Work order: On how many lines of these entries does the word "JSON" occur? State the number alone.
━━━ Material provided
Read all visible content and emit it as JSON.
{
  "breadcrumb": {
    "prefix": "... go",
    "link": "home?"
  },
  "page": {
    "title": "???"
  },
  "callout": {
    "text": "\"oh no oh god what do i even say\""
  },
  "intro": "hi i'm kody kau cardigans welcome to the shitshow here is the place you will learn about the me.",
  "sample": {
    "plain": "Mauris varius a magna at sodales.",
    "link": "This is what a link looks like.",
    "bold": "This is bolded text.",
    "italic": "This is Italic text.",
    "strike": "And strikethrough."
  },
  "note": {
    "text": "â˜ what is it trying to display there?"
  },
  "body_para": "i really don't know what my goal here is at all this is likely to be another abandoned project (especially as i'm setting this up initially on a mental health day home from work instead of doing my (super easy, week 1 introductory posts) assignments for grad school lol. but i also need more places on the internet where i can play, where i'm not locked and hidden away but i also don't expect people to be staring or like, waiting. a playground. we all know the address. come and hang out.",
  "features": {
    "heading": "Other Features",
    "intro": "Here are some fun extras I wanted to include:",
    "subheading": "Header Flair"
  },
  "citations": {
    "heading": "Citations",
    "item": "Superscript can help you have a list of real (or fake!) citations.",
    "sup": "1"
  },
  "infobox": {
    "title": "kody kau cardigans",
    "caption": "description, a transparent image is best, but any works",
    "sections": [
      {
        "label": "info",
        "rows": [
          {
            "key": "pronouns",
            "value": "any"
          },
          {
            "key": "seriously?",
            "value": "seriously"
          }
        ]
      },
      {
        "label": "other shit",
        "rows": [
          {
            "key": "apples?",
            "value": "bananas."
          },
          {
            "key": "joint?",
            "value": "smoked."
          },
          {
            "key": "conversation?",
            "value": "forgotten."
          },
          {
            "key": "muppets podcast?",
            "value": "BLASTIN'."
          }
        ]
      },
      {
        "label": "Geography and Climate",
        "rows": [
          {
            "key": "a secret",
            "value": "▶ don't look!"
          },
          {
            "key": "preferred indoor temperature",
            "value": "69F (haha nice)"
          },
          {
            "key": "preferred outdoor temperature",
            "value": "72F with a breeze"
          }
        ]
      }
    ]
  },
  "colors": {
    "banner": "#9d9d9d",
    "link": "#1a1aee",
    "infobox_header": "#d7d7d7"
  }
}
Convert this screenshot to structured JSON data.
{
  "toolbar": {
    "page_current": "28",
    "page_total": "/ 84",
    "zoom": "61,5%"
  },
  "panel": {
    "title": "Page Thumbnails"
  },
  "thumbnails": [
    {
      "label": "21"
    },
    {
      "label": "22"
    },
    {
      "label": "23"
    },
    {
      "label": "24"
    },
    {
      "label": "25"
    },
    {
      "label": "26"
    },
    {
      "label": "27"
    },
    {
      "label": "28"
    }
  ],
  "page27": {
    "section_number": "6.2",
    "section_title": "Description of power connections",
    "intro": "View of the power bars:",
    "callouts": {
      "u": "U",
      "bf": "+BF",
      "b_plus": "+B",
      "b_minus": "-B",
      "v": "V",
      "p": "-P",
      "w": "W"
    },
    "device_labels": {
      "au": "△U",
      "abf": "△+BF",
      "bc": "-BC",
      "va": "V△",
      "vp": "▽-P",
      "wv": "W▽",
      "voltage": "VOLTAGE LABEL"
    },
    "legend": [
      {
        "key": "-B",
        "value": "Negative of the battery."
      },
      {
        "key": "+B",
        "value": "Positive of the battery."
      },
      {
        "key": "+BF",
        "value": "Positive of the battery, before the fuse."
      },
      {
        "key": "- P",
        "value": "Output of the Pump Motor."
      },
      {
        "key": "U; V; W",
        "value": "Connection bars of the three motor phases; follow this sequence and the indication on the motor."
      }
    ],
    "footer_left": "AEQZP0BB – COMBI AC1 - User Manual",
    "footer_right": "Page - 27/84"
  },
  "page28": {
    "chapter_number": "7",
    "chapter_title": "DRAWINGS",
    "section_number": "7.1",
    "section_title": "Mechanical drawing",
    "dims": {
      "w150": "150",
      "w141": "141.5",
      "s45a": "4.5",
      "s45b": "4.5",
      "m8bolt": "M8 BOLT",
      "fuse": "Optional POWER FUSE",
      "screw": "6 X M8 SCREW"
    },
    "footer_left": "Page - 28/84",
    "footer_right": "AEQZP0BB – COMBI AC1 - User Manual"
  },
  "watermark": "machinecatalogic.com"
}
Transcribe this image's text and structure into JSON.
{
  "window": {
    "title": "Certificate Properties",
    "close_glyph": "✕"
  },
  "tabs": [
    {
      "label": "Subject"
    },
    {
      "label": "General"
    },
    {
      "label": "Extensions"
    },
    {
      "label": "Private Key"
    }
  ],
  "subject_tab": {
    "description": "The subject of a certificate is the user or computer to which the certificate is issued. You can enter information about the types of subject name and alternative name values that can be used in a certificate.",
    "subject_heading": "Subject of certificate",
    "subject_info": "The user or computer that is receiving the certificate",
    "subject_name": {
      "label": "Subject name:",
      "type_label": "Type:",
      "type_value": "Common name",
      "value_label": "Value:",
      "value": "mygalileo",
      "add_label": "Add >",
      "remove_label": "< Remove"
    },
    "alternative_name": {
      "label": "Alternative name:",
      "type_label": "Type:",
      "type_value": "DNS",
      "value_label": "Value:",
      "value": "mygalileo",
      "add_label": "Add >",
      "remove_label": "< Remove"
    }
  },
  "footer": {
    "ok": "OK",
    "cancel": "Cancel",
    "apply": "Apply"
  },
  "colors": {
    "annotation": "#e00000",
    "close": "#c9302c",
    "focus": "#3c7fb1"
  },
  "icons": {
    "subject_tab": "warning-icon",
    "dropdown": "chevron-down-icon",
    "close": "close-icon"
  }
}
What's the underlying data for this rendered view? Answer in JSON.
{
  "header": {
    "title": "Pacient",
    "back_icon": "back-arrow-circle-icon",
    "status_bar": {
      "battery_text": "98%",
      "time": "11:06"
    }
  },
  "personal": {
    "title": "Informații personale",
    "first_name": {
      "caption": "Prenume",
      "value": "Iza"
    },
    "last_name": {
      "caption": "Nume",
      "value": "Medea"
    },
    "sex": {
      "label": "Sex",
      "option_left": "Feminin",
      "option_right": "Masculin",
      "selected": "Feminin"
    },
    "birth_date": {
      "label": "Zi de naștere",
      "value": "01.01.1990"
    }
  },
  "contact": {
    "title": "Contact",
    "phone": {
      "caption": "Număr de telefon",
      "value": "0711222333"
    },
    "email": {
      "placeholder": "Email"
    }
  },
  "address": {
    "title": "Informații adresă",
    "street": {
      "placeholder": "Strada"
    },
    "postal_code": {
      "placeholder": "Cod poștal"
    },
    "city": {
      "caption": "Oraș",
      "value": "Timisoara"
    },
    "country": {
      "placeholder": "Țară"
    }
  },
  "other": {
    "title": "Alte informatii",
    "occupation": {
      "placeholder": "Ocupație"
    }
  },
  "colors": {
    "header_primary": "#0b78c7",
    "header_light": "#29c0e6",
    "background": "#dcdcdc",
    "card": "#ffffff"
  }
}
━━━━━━
Answer to this exercise: 4